[Dataset records — start]

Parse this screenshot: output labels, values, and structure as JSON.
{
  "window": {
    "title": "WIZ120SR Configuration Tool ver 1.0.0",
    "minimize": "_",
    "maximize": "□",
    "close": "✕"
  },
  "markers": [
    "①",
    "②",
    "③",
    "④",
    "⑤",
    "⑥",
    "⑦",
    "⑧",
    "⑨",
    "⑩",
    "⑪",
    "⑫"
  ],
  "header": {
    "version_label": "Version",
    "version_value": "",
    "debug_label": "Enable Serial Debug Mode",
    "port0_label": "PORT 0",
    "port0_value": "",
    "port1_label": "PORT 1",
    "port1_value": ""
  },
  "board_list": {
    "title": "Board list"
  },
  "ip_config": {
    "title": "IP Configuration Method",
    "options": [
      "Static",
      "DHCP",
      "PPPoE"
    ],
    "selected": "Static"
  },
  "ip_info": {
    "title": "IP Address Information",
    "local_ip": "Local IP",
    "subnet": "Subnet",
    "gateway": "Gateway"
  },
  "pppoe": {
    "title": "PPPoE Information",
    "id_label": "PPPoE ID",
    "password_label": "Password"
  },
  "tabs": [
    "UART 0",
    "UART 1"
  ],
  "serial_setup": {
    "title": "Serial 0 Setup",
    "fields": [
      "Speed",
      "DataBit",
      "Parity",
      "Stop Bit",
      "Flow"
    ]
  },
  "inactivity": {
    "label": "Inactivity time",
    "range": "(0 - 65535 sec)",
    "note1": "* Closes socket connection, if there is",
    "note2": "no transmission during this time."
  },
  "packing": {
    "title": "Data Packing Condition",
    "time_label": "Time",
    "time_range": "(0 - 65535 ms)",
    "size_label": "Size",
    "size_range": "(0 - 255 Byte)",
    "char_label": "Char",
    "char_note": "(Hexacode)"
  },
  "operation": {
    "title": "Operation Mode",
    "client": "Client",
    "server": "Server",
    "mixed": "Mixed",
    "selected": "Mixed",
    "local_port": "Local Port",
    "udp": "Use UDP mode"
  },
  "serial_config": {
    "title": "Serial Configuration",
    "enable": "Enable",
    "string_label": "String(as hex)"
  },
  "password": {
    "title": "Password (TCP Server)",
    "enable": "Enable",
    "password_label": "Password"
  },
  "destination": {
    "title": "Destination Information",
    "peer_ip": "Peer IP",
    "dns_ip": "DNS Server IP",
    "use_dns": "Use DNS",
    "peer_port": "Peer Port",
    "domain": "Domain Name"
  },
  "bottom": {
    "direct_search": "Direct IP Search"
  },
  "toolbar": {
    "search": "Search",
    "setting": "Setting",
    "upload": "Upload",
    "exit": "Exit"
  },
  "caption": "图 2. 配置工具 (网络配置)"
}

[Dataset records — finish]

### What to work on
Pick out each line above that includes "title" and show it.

### Response
    "title": "WIZ120SR Configuration Tool ver 1.0.0",
    "title": "Board list"
    "title": "IP Configuration Method",
    "title": "IP Address Information",
    "title": "PPPoE Information",
    "title": "Serial 0 Setup",
    "title": "Data Packing Condition",
    "title": "Operation Mode",
    "title": "Serial Configuration",
    "title": "Password (TCP Server)",
    "title": "Destination Information",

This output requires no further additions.